Published online May 6, 2015. doi: 10.5527/wjn.v4.i2.169
Peer-review started: August 30, 2014
First decision: December 2, 2014
Revised: December 22, 2014
Accepted: January 15, 2015
Article in press: January 19, 2015
Published online: May 6, 2015
Complement cascade is involved in several renal diseases and in renal transplantation. The different components of the complement cascade might represent an optimal target for innovative therapies. In the first section of the paper the authors review the physiopathology of complement involvement in renal diseases and transplantation. In some cases this led to a reclassification of renal diseases moving from a histopathological to a physiopathological classification. The principal issues afforded are: renal diseases with complement over activation, renal diseases with complement dysregulation, progression of renal diseases and renal transplantation. In the second section the authors discuss the several complement components that could represent a therapeutic target. Even if only the anti C5 monoclonal antibody is on the market, many targets as C1, C3, C5a and C5aR are the object of national or international trials. In addition, many molecules proved to be effective in vitro or in preclinical trials and are waiting to move to human trials in the future.
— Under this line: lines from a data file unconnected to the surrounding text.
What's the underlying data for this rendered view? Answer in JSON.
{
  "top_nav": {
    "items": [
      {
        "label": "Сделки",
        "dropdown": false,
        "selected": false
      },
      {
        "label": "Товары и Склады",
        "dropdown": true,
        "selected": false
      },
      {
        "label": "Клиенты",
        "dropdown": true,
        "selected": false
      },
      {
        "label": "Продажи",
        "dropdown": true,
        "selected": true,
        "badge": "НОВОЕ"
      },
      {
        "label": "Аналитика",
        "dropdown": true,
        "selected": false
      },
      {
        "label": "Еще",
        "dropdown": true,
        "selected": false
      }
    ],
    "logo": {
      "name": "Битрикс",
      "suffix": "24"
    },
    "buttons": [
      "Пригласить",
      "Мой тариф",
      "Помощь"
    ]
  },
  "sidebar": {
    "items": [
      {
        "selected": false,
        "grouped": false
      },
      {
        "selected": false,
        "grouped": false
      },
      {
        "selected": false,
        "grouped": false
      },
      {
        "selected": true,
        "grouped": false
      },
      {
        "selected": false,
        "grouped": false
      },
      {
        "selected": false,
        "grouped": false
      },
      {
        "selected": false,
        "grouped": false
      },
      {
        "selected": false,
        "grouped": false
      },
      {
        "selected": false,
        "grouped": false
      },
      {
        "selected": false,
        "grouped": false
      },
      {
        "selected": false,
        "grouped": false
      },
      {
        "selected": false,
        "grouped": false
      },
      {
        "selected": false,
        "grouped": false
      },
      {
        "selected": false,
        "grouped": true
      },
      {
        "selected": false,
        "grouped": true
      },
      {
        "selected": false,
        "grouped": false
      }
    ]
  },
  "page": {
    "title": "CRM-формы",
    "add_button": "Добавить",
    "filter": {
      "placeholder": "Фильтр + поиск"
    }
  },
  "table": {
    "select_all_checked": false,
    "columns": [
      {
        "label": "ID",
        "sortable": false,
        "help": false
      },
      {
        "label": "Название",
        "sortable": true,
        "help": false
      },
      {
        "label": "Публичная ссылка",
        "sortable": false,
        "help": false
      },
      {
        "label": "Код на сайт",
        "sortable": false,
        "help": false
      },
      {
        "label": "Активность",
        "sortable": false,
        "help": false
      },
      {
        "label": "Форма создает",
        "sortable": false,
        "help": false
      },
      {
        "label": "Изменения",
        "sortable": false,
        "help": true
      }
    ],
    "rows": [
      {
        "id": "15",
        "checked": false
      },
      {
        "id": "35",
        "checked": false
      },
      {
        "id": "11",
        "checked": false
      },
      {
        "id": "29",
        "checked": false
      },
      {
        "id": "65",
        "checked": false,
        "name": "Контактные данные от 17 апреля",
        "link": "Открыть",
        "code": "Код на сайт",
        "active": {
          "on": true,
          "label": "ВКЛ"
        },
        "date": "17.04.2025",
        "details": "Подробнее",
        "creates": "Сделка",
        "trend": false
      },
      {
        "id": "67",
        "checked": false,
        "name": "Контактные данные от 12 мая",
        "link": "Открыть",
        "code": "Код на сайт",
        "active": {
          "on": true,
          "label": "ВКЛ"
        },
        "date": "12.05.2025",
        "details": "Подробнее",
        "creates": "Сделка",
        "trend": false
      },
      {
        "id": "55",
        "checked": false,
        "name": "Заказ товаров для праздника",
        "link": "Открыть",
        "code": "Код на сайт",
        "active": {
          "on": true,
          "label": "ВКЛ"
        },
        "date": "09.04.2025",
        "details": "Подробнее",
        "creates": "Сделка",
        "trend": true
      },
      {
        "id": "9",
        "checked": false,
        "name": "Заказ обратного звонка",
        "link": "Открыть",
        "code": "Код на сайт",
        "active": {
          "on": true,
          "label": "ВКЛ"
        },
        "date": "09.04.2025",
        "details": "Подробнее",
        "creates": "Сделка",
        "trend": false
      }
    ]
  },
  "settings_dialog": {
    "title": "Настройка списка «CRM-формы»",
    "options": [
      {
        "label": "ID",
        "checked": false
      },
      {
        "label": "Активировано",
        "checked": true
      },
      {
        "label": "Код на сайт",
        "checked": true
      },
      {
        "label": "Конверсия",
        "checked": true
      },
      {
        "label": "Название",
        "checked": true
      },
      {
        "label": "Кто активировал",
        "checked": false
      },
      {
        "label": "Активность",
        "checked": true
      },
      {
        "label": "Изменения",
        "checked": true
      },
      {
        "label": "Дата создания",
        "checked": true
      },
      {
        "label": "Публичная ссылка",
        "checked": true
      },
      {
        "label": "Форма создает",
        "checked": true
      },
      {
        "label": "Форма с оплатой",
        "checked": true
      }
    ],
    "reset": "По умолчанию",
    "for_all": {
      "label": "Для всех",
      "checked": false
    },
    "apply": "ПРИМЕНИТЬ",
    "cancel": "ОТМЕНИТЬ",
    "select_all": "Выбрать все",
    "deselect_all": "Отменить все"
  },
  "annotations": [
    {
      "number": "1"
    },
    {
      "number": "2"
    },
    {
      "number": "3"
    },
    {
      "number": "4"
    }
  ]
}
Core tip: Our therapeutical armamentarium is to date limited in many kidney diseases and in several aspects of renal transplantation. The findings that complement cascade is involved in many kidney diseases and in renal transplantation offer the availability of new therapeutical targets basing on the pathogenesis. The anti C5 monoclonal antibody, eculizumab, is now used to treat the atypical hemolytic uremic syndrome (aHUS), but 24 trials are ongoing in different renal diseases and in renal transplantation. Other targets as C1, C3, C5a, and C5aR are innovative treatments for diseases as aHUS, membranoproliferative glomerulonephritis, ischemia-reperfusion injury, and objects of ongoing trials.